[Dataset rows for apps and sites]
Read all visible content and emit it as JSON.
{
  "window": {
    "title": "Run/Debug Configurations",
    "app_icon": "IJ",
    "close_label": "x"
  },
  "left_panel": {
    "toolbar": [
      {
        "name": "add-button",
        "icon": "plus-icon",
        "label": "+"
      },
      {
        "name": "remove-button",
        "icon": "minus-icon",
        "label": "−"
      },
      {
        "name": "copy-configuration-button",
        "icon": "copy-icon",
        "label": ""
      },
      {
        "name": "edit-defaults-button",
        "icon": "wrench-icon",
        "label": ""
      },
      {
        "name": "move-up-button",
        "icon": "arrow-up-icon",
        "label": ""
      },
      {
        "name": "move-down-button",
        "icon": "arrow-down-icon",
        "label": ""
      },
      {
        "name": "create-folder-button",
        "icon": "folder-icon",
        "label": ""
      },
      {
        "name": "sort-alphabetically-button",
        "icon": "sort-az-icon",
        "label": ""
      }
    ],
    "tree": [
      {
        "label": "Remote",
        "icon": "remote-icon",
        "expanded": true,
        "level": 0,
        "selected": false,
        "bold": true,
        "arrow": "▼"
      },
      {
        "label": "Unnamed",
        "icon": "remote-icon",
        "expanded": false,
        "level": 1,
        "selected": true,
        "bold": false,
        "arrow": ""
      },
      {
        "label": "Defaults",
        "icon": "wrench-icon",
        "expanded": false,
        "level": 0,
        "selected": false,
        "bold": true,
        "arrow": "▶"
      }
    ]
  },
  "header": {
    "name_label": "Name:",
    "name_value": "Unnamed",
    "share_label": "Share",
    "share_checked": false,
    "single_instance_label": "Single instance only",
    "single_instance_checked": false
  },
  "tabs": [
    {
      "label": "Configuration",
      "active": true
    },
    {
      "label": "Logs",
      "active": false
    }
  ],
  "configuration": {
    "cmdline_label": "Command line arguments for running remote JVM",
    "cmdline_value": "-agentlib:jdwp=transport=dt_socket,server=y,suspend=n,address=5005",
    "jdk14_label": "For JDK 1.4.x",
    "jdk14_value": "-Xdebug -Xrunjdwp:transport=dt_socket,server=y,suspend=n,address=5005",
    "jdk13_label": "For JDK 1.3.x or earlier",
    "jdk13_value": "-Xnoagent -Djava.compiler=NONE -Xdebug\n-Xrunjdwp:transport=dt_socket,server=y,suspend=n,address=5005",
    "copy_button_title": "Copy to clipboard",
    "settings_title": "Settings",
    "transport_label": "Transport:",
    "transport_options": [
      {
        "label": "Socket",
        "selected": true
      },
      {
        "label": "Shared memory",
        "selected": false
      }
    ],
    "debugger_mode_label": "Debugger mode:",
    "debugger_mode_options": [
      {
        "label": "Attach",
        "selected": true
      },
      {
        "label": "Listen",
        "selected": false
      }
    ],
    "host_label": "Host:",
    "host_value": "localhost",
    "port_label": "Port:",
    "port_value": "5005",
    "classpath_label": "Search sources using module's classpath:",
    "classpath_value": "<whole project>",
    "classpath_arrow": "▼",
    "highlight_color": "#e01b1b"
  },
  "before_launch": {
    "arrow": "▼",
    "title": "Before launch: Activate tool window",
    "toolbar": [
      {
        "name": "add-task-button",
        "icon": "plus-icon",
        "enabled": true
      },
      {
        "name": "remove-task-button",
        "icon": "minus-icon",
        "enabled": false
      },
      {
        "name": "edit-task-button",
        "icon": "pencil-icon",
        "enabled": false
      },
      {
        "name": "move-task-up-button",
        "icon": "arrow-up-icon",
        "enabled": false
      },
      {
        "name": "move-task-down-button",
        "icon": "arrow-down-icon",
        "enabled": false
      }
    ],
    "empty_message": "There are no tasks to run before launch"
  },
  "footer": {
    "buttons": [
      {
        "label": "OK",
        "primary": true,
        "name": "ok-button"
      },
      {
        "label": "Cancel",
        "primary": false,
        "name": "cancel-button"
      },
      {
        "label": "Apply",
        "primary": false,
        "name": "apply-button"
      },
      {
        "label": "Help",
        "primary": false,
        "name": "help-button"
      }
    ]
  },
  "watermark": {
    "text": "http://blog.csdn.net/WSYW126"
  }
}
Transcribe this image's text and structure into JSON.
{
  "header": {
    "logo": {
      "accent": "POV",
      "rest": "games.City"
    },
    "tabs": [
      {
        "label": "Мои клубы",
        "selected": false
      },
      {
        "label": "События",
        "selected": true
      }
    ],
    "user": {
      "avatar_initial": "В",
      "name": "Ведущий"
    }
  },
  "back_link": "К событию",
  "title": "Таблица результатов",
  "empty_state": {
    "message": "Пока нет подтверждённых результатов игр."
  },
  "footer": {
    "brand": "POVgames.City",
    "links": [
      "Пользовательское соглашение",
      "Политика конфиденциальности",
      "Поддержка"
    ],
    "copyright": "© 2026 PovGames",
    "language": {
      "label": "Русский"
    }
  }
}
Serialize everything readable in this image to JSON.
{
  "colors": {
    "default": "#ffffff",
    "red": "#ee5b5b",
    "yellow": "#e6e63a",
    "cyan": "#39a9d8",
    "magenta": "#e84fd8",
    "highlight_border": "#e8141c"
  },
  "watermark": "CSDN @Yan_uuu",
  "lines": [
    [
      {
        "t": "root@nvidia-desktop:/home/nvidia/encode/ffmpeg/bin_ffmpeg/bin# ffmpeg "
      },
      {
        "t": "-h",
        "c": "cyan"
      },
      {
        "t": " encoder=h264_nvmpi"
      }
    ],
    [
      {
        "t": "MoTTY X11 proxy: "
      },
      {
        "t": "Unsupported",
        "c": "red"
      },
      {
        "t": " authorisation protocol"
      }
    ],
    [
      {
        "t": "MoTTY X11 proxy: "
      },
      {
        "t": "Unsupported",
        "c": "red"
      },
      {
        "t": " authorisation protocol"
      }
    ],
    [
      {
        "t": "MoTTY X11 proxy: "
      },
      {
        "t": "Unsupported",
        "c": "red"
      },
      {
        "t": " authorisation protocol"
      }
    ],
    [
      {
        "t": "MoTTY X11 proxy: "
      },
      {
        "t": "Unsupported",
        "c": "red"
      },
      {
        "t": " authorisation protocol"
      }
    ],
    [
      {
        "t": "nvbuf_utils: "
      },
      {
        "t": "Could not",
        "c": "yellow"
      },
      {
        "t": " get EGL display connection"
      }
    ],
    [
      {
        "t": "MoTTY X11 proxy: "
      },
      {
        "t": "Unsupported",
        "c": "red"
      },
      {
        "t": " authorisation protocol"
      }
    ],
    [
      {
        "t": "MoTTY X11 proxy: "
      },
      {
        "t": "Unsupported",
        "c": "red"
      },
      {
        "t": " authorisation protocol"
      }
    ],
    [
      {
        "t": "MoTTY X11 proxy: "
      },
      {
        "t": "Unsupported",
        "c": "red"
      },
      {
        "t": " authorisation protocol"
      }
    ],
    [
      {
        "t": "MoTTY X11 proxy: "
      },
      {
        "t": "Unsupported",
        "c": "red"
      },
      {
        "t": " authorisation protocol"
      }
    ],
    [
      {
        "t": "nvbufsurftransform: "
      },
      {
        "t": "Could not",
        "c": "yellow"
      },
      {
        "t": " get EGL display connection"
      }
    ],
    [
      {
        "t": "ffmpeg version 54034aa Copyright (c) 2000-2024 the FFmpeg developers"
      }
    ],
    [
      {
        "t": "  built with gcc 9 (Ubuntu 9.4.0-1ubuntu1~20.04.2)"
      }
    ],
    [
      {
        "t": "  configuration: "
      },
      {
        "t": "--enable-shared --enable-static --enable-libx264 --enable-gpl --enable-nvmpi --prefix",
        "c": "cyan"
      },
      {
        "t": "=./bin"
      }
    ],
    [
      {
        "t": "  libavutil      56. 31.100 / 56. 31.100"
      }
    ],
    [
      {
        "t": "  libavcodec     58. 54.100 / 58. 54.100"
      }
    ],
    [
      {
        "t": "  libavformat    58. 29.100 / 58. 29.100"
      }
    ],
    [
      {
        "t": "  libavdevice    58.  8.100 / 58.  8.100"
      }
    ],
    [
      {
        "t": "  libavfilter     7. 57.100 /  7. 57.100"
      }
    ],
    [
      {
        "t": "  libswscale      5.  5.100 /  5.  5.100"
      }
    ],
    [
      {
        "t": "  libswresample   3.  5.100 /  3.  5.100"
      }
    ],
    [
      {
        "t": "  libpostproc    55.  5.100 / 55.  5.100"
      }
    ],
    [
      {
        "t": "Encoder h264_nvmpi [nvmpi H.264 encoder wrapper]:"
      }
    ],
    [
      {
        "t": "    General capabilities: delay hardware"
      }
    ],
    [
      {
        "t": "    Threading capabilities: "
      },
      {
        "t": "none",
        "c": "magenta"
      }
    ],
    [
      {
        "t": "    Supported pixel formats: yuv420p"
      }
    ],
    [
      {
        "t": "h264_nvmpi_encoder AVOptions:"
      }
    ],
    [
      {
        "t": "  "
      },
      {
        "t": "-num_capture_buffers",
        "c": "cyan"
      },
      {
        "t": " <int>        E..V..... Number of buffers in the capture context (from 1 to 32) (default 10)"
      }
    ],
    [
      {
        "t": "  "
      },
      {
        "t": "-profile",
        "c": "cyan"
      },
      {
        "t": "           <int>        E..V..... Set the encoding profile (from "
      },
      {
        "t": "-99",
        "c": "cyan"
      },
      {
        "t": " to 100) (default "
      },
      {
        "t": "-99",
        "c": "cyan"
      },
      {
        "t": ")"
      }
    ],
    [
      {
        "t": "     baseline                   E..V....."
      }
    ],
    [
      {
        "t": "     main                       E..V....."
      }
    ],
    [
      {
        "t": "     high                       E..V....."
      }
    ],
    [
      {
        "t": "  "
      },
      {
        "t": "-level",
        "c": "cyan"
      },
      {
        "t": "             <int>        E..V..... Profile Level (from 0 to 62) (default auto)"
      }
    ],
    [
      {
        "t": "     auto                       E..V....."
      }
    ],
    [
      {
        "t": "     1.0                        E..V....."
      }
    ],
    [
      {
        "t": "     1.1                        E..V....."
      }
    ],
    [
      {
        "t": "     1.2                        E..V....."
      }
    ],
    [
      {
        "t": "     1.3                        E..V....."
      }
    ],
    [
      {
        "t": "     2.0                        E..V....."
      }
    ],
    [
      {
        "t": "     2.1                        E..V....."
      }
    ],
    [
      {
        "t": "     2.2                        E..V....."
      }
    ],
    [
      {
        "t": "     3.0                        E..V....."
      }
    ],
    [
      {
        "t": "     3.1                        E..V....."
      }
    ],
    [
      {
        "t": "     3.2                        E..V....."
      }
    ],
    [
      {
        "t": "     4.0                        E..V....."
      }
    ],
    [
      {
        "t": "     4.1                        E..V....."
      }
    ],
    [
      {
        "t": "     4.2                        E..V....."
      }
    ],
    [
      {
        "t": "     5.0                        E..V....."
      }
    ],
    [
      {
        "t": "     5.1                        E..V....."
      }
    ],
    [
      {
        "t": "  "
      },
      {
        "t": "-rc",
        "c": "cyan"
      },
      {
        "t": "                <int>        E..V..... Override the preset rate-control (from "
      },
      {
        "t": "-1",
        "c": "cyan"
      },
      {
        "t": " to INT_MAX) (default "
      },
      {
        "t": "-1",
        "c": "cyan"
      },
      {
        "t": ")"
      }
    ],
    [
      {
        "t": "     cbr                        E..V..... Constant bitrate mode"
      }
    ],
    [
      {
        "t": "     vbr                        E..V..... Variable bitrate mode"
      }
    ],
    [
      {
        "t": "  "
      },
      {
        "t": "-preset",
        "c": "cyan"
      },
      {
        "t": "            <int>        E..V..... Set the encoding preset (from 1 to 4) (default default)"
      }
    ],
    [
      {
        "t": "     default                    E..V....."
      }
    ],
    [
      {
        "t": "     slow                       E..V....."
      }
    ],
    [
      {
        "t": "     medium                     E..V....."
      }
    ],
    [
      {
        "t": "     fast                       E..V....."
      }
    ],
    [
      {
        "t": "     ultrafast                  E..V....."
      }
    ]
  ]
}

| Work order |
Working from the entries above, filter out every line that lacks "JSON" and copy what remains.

| Result for this exercise |
Read all visible content and emit it as JSON.
Transcribe this image's text and structure into JSON.
Serialize everything readable in this image to JSON.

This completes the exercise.